I had asthma as a kid and still do. I started blacking out a little at the end of training runs. Then, at 14, I was diagnosed with exercise-induced asthma by a brilliant doctor who told me, “This isn’t going to stop you doing any of your sport, you’re just going to have to learn to control it.” I have inhalers in pretty much every bag.
What makes me sad? Losing people I care about – I lost my dad in 2020. And hearing stories about kids who weren’t as lucky as my daughter, who beat cancer last year. I burst into tears when the doctor gave us the initial diagnosis, but she’s been so brave. The chemotherapy made her hair fall out, which was obviously difficult for a teenage girl. But she’s bounced back so quickly.
I could probably beat my kids in a race, but it depends on the distance. If it’s more than 100m, yes – any less, probably not any more. They’re getting faster all the time. I got funny looks when I was chasing them around the supermarket when they were younger.
The most famous person I’ve met is probably the Queen. I was awarded an MBE and was invited to lunch with about eight others at the palace. She was friendly, welcoming, genuine – an inspirational lady.

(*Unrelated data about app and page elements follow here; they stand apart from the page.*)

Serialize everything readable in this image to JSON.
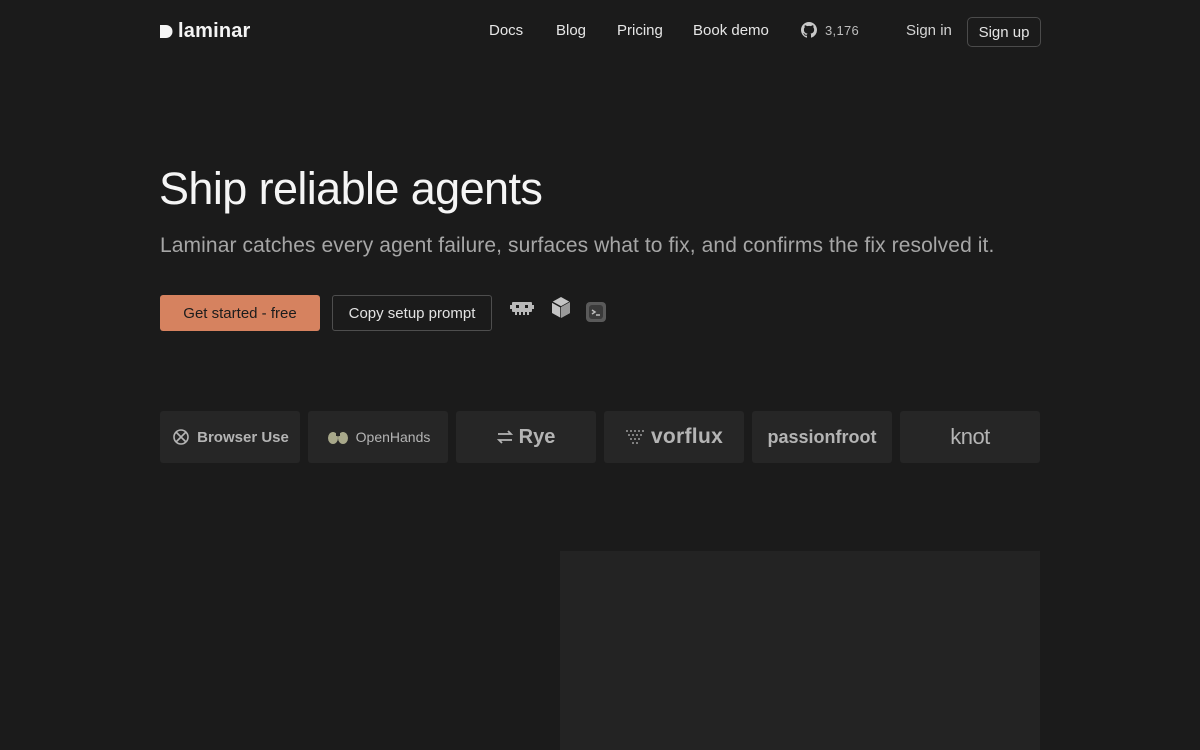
{
  "nav": {
    "logo_text": "laminar",
    "links": [
      "Docs",
      "Blog",
      "Pricing",
      "Book demo"
    ],
    "github_stars": "3,176",
    "sign_in": "Sign in",
    "sign_up": "Sign up"
  },
  "hero": {
    "title": "Ship reliable agents",
    "subtitle": "Laminar catches every agent failure, surfaces what to fix, and confirms the fix resolved it.",
    "cta_primary": "Get started - free",
    "cta_secondary": "Copy setup prompt",
    "tool_icons": [
      "agent-bot-icon",
      "cube-icon",
      "terminal-icon"
    ]
  },
  "customers": [
    "Browser Use",
    "OpenHands",
    "Rye",
    "vorflux",
    "passionfroot",
    "knot"
  ],
  "colors": {
    "background": "#1b1b1b",
    "accent": "#d6825f",
    "card": "#262626"
  }
}
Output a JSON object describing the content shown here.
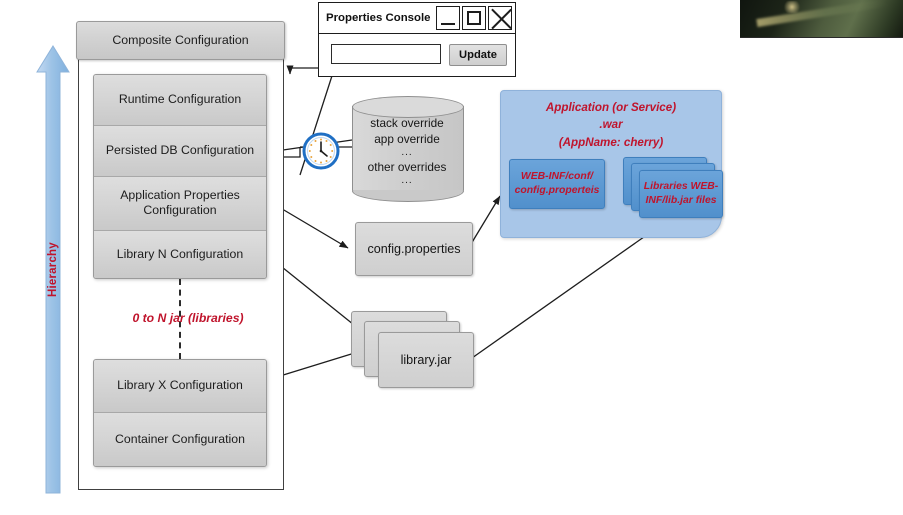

I once saw Muhammad Ali sitting on the other side of an airport lounge. My husband was starstruck and staring, so Ali started jokingly punching the palm of his hand, then called him over and asked if he wanted anything signed.
I remember coming out of hospital in New York after giving birth to my son and being in a shop, looking for a handbag. A lady looked over and started saying what a cute baby he was. When I looked up I realised it was Sarah Jessica Parker. She said, “I know you, you run the New York City marathon, we live on the route, my husband’s a big marathon fan.” I couldn’t believe it. I thought she was winding me up.
The last mile of a marathon is easier than the couple of miles before it because you can almost see the finish. The biggest dangers at that point? Lurching spectators – and dogs, of course. When you’re running on very tired legs towards the end of a long run, it’s hard to react to a loose dog and move yourself out of the way quickly.
The etiquette with needing the toilet during a run is probably try not to, but be prepared. If you can find a Portaloo in time, then that really helps. Obviously, it’s something that happened to me, but it’s not the highlight of my career.
Being the best in the world at something is a surreal feeling. But it’s very much a team effort, it’s not all down to me. You haven’t seen me on roller-skates! I think I’m definitely better at running marathons.
Paula was a team captain at last year’s RunFestRun, which returns 20-22 May. See runfestrun.co.uk